    Hi. My 1-1/2 mini pin has been running a fever, is lethargic, doesn’t wanna eat or drink n has dark blood in his stool but only the first day sick. His feces was like jelloe. He has been sick three days. This isnt the first occurrence. My fat boy has been sick several times like this lately not so frequent which usually use to be every three to four months. He stays sick for a about 5 days n then it goes away it seems. Unfortunately the love for my dog doesn’t help me pay for him to see a vet. So I nurse him back to health in a sense. I hve a mini pin and chuahua mix that has never had any of these symptoms and since puppies they have been together. Please gve me some advice so I can stop my fat boy from getting sick.

  339. Doc says:

    Hello, Nicola,

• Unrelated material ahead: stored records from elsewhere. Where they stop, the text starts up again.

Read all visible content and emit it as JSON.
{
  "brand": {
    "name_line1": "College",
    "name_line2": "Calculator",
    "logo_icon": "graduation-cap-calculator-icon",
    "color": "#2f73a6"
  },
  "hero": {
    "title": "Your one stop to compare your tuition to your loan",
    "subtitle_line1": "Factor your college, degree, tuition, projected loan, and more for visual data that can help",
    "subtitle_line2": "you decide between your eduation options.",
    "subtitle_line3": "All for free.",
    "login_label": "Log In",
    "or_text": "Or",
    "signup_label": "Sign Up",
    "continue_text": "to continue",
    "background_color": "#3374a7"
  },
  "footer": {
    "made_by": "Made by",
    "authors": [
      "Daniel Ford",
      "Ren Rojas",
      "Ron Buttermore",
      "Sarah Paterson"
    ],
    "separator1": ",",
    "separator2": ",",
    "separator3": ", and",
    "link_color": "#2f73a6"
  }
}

    Whipworm infestation could do this. Over-the-counter dewormers are not effective against whipworms, so you would need to contact your veterinarian.

    A firm stool is more likely to contain a detectable number of the microscopic worm eggs than is a loose stool (diluted, so eggs are harder to find).

    A teaspoonful of firm stool, within 12 hours after it has been passed, is what is needed by your veterinarian to do a good check.

    You could also be having some type of inflammatory colitis.

    I would want to start by ruling out parasites first.

  340. Nicole says:

    Hello. I have a 2 year old Pomapoo dog. For the past couple of days he has not wanted to jump up on us or the couch. My husband saw him last night scoot his butt on the carpet. I went to pet him and he cried out when I touched his hind legs. Is this because his anal glands might be full? He has already had a problem with not being able to express his anal glands

  341. Doc says:

    Hello, Nicole,

    Scooting on the rear is most commonly caused by anal sac problems.

    I would not expect his anal sacs to cause pain in the hind legs, or to keep him from jumping.

    It sounds like your buddy needs to be evaluated by his veterinarian.

  342. Ben says:

    I have a German shepherd about 10 years old. this year he hasn’t been great collapsed on a hike. So I switched him to a raw meat diet. within a week he perked up, has more energy and seems a lot happier him himself. That was about 2 months ago. Last week I found there was an accumulation of feeces under his tail, He is a long hair german shepherd and it had to got caught up in the hair. So I bathed him and cleaned him off but his anus seemed very hot and red. So I took him to the vets and told me he probably had an infected fissure in his anus. Honest cant remember what he called it. He gave me 14x prednidale 25mg 1x day for 7 days then 1 every other day. and 3